2. Please understand that comments are moderated and it is not always possible to publish all that have been submitted. We will, however, try to publish comments that are representative of all received.

3. We ask that comments are civil and free of libellous or hateful material. Also please stick to the topic under discussion.

4. Please do not write in block capitals since this makes your comment hard to read.

5. Please don't use the comments to advertise. However, our advertising department can be more than accommodating if emailed: advertising@jamaicaobserver.com.

6. If readers wish to report offensive comments, suggest a correction or share a story then please email: community@jamaicaobserver.com.

7. Lastly, read our Terms and Conditions and Privacy Policy



comments powered by Disqus
ADVERTISEMENT

Poll

ADVERTISEMENT
ADVERTISEMENT

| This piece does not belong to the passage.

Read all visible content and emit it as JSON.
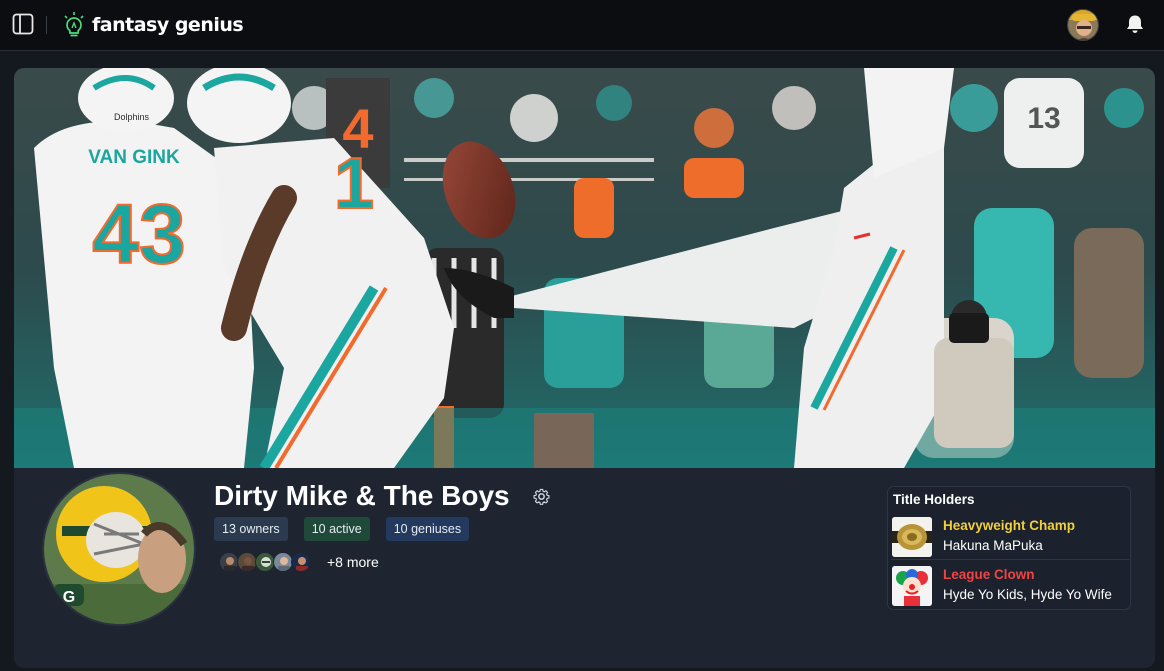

Today's Cartoon

Click image to view full size editorial cartoon
ADVERTISEMENT